§ **AIM OF THE TASK**: Reproduce, without alteration, every line of the data; exclude the images.

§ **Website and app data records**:
_ _ _ _ _
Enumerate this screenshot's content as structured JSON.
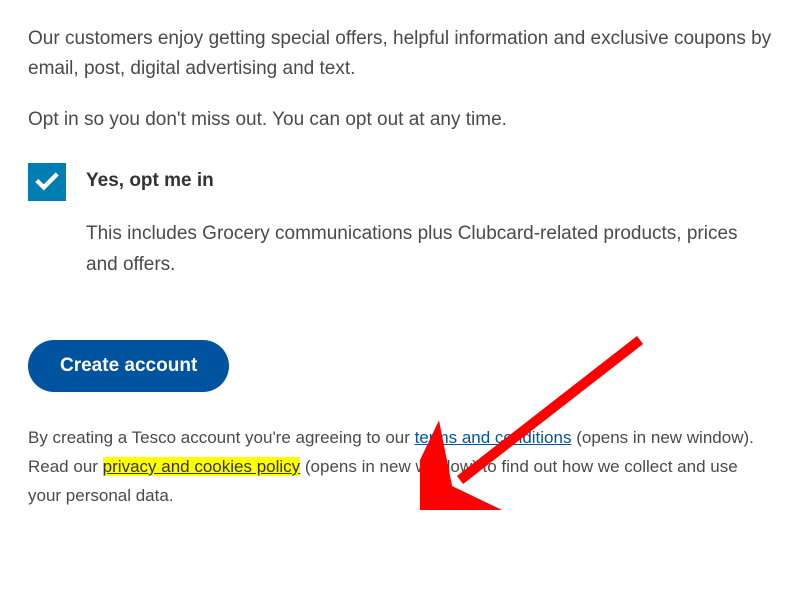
{
  "intro": "Our customers enjoy getting special offers, helpful information and exclusive coupons by email, post, digital advertising and text.",
  "optText": "Opt in so you don't miss out. You can opt out at any time.",
  "checkbox": {
    "label": "Yes, opt me in",
    "description": "This includes Grocery communications plus Clubcard-related products, prices and offers."
  },
  "createButton": "Create account",
  "legal": {
    "part1": "By creating a Tesco account you're agreeing to our ",
    "termsLink": "terms and conditions",
    "part2": " (opens in new window). Read our ",
    "privacyLink": "privacy and cookies policy",
    "part3": " (opens in new window) to find out how we collect and use your personal data."
  },
  "colors": {
    "checkbox": "#007eb3",
    "button": "#00539f",
    "highlight": "#ffff00",
    "arrow": "#ff0000"
  }
}
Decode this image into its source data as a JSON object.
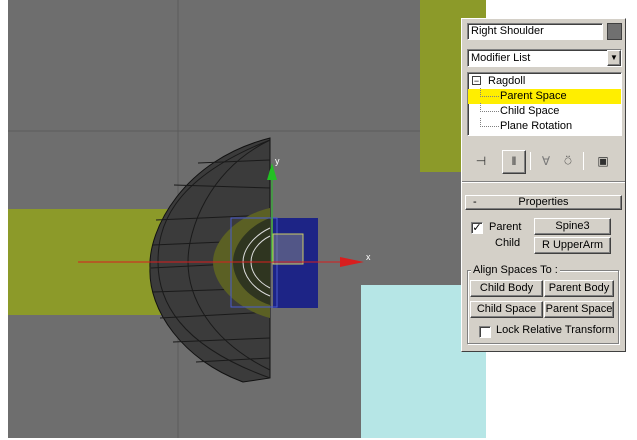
{
  "viewport": {
    "axis_x_label": "x",
    "axis_y_label": "y",
    "colors": {
      "background": "#6e6e6e",
      "grid": "#5a5a5a",
      "olive": "#8c9a29",
      "cyan": "#b6e6e6",
      "navy": "#1d2486",
      "mesh": "#3a3a3a",
      "axis_x": "#d81e1e",
      "axis_y": "#22c022"
    }
  },
  "panel": {
    "object_name": "Right Shoulder",
    "modifier_list": "Modifier List",
    "stack": [
      {
        "label": "Ragdoll",
        "expander": "−",
        "selected": false
      },
      {
        "label": "Parent Space",
        "selected": true
      },
      {
        "label": "Child Space",
        "selected": false
      },
      {
        "label": "Plane Rotation",
        "selected": false
      }
    ],
    "toolbar_icons": [
      "pin-stack-icon",
      "show-end-result-icon",
      "make-unique-icon",
      "remove-modifier-icon",
      "configure-modifier-sets-icon"
    ],
    "rollout": {
      "collapse": "-",
      "title": "Properties",
      "parent_label": "Parent",
      "parent_checked": true,
      "parent_checkmark": "✓",
      "parent_value": "Spine3",
      "child_label": "Child",
      "child_value": "R UpperArm",
      "align_title": "Align Spaces To :",
      "buttons": [
        "Child Body",
        "Parent Body",
        "Child Space",
        "Parent Space"
      ],
      "lock_label": "Lock Relative Transform",
      "lock_checked": false
    },
    "colors": {
      "face": "#d4d0c8",
      "selection": "#ffee00"
    }
  }
}
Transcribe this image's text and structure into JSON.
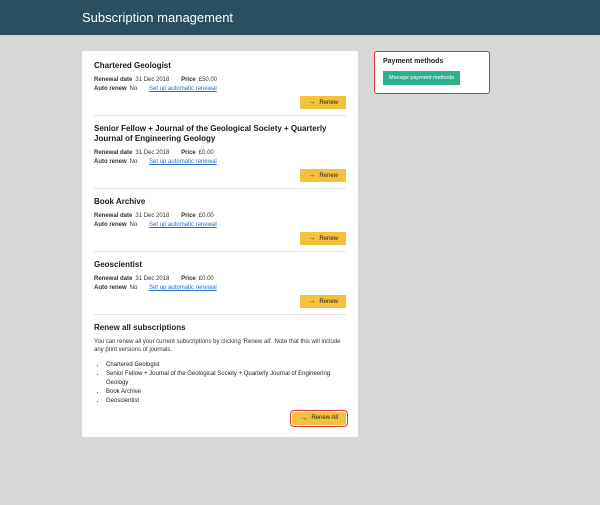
{
  "header": {
    "title": "Subscription management"
  },
  "labels": {
    "renewal_date": "Renewal date",
    "price": "Price",
    "auto_renew": "Auto renew",
    "setup_link": "Set up automatic renewal",
    "renew_btn": "Renew",
    "renew_all_btn": "Renew All"
  },
  "subscriptions": [
    {
      "title": "Chartered Geologist",
      "renewal_date": "31 Dec 2018",
      "price": "£50.00",
      "auto_renew": "No"
    },
    {
      "title": "Senior Fellow + Journal of the Geological Society + Quarterly Journal of Engineering Geology",
      "renewal_date": "31 Dec 2018",
      "price": "£0.00",
      "auto_renew": "No"
    },
    {
      "title": "Book Archive",
      "renewal_date": "31 Dec 2018",
      "price": "£0.00",
      "auto_renew": "No"
    },
    {
      "title": "Geoscientist",
      "renewal_date": "31 Dec 2018",
      "price": "£0.00",
      "auto_renew": "No"
    }
  ],
  "renew_all": {
    "title": "Renew all subscriptions",
    "text": "You can renew all your current subscriptions by clicking 'Renew all'. Note that this will include any print versions of journals.",
    "items": [
      "Chartered Geologist",
      "Senior Fellow + Journal of the Geological Society + Quarterly Journal of Engineering Geology",
      "Book Archive",
      "Geoscientist"
    ]
  },
  "sidebar": {
    "title": "Payment methods",
    "button": "Manage payment methods"
  }
}
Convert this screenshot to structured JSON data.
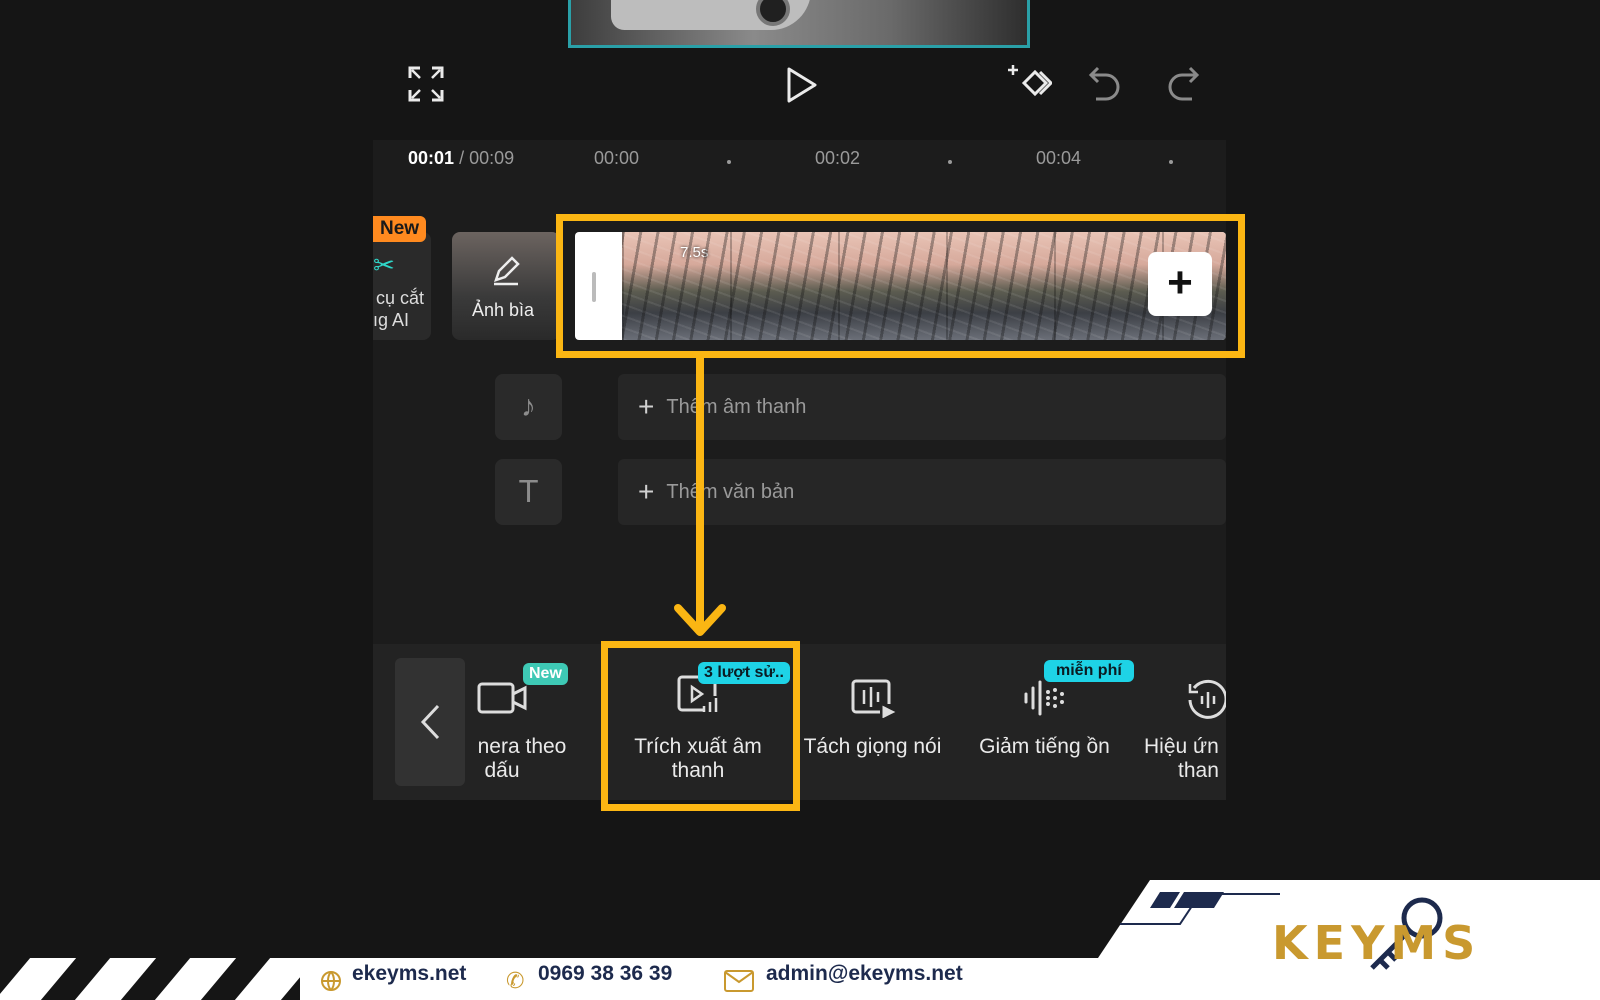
{
  "toolbar_top": {
    "icons": [
      "fullscreen-icon",
      "play-icon",
      "keyframe-icon",
      "undo-icon",
      "redo-icon"
    ]
  },
  "timeline": {
    "current_time": "00:01",
    "total_time": "/ 00:09",
    "ticks": [
      "00:00",
      "00:02",
      "00:04"
    ]
  },
  "side_tools": {
    "new_badge": "New",
    "ai_cut_label_1": "cụ cắt",
    "ai_cut_label_2": "ıg AI",
    "cover_label": "Ảnh bìa"
  },
  "clip": {
    "duration": "7.5s",
    "add_label": "+"
  },
  "tracks": {
    "audio_add": "Thêm âm thanh",
    "text_add": "Thêm văn bản"
  },
  "bottom_tools": {
    "back_label": "‹",
    "items": [
      {
        "label_1": "nera theo",
        "label_2": "dấu",
        "badge": "New"
      },
      {
        "label_1": "Trích xuất âm",
        "label_2": "thanh",
        "badge": "3 lượt sử.."
      },
      {
        "label_1": "Tách giọng nói",
        "label_2": ""
      },
      {
        "label_1": "Giảm tiếng ồn",
        "label_2": "",
        "badge": "miễn phí"
      },
      {
        "label_1": "Hiệu ứn",
        "label_2": "than"
      }
    ]
  },
  "footer": {
    "website": "ekeyms.net",
    "phone": "0969 38 36 39",
    "email": "admin@ekeyms.net",
    "logo_text": "KEYMS"
  },
  "colors": {
    "highlight": "#fbb613",
    "badge_new": "#3ec9b5",
    "badge_cyan": "#1ed3e6",
    "badge_orange": "#ff8a1f",
    "brand_navy": "#1d2a4d",
    "brand_gold": "#c9992f"
  }
}
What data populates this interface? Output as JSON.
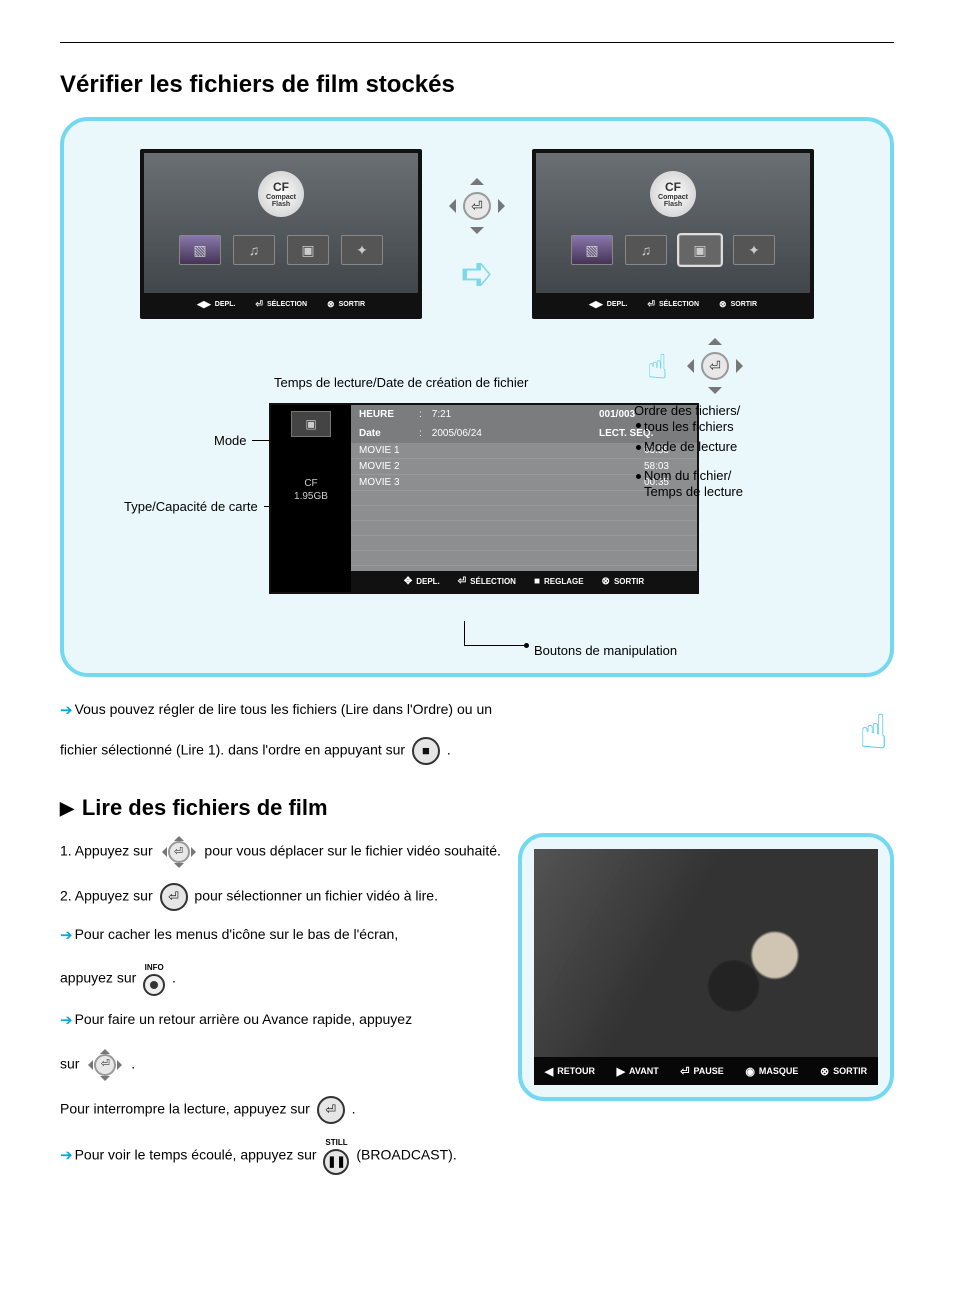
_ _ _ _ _
§ **ANSWER TO THE EXERCISE**:
Enumerate this screenshot's content as structured JSON.
{
  "intro": "Our customers enjoy getting special offers, helpful information and exclusive coupons by email, post, digital advertising and text.",
  "optText": "Opt in so you don't miss out. You can opt out at any time.",
  "checkbox": {
    "label": "Yes, opt me in",
    "description": "This includes Grocery communications plus Clubcard-related products, prices and offers."
  },
  "createButton": "Create account",
  "legal": {
    "part1": "By creating a Tesco account you're agreeing to our ",
    "termsLink": "terms and conditions",
    "part2": " (opens in new window). Read our ",
    "privacyLink": "privacy and cookies policy",
    "part3": " (opens in new window) to find out how we collect and use your personal data."
  },
  "colors": {
    "checkbox": "#007eb3",
    "button": "#00539f",
    "highlight": "#ffff00",
    "arrow": "#ff0000"
  }
}
Decode this image into its source data as a JSON object.
{
  "viewport": {
    "axis_x_label": "x",
    "axis_y_label": "y",
    "colors": {
      "background": "#6e6e6e",
      "grid": "#5a5a5a",
      "olive": "#8c9a29",
      "cyan": "#b6e6e6",
      "navy": "#1d2486",
      "mesh": "#3a3a3a",
      "axis_x": "#d81e1e",
      "axis_y": "#22c022"
    }
  },
  "panel": {
    "object_name": "Right Shoulder",
    "modifier_list": "Modifier List",
    "stack": [
      {
        "label": "Ragdoll",
        "expander": "−",
        "selected": false
      },
      {
        "label": "Parent Space",
        "selected": true
      },
      {
        "label": "Child Space",
        "selected": false
      },
      {
        "label": "Plane Rotation",
        "selected": false
      }
    ],
    "toolbar_icons": [
      "pin-stack-icon",
      "show-end-result-icon",
      "make-unique-icon",
      "remove-modifier-icon",
      "configure-modifier-sets-icon"
    ],
    "rollout": {
      "collapse": "-",
      "title": "Properties",
      "parent_label": "Parent",
      "parent_checked": true,
      "parent_checkmark": "✓",
      "parent_value": "Spine3",
      "child_label": "Child",
      "child_value": "R UpperArm",
      "align_title": "Align Spaces To :",
      "buttons": [
        "Child Body",
        "Parent Body",
        "Child Space",
        "Parent Space"
      ],
      "lock_label": "Lock Relative Transform",
      "lock_checked": false
    },
    "colors": {
      "face": "#d4d0c8",
      "selection": "#ffee00"
    }
  }
}
Transcribe this image's text and structure into JSON.
{
  "header": {
    "title": "Subscription management"
  },
  "labels": {
    "renewal_date": "Renewal date",
    "price": "Price",
    "auto_renew": "Auto renew",
    "setup_link": "Set up automatic renewal",
    "renew_btn": "Renew",
    "renew_all_btn": "Renew All"
  },
  "subscriptions": [
    {
      "title": "Chartered Geologist",
      "renewal_date": "31 Dec 2018",
      "price": "£50.00",
      "auto_renew": "No"
    },
    {
      "title": "Senior Fellow + Journal of the Geological Society + Quarterly Journal of Engineering Geology",
      "renewal_date": "31 Dec 2018",
      "price": "£0.00",
      "auto_renew": "No"
    },
    {
      "title": "Book Archive",
      "renewal_date": "31 Dec 2018",
      "price": "£0.00",
      "auto_renew": "No"
    },
    {
      "title": "Geoscientist",
      "renewal_date": "31 Dec 2018",
      "price": "£0.00",
      "auto_renew": "No"
    }
  ],
  "renew_all": {
    "title": "Renew all subscriptions",
    "text": "You can renew all your current subscriptions by clicking 'Renew all'. Note that this will include any print versions of journals.",
    "items": [
      "Chartered Geologist",
      "Senior Fellow + Journal of the Geological Society + Quarterly Journal of Engineering Geology",
      "Book Archive",
      "Geoscientist"
    ]
  },
  "sidebar": {
    "title": "Payment methods",
    "button": "Manage payment methods"
  }
}
Convert this screenshot to structured JSON data.
{
  "toolbar_top": {
    "icons": [
      "fullscreen-icon",
      "play-icon",
      "keyframe-icon",
      "undo-icon",
      "redo-icon"
    ]
  },
  "timeline": {
    "current_time": "00:01",
    "total_time": "/ 00:09",
    "ticks": [
      "00:00",
      "00:02",
      "00:04"
    ]
  },
  "side_tools": {
    "new_badge": "New",
    "ai_cut_label_1": "cụ cắt",
    "ai_cut_label_2": "ıg AI",
    "cover_label": "Ảnh bìa"
  },
  "clip": {
    "duration": "7.5s",
    "add_label": "+"
  },
  "tracks": {
    "audio_add": "Thêm âm thanh",
    "text_add": "Thêm văn bản"
  },
  "bottom_tools": {
    "back_label": "‹",
    "items": [
      {
        "label_1": "nera theo",
        "label_2": "dấu",
        "badge": "New"
      },
      {
        "label_1": "Trích xuất âm",
        "label_2": "thanh",
        "badge": "3 lượt sử.."
      },
      {
        "label_1": "Tách giọng nói",
        "label_2": ""
      },
      {
        "label_1": "Giảm tiếng ồn",
        "label_2": "",
        "badge": "miễn phí"
      },
      {
        "label_1": "Hiệu ứn",
        "label_2": "than"
      }
    ]
  },
  "footer": {
    "website": "ekeyms.net",
    "phone": "0969 38 36 39",
    "email": "admin@ekeyms.net",
    "logo_text": "KEYMS"
  },
  "colors": {
    "highlight": "#fbb613",
    "badge_new": "#3ec9b5",
    "badge_cyan": "#1ed3e6",
    "badge_orange": "#ff8a1f",
    "brand_navy": "#1d2a4d",
    "brand_gold": "#c9992f"
  }
}
What data populates this interface? Output as JSON.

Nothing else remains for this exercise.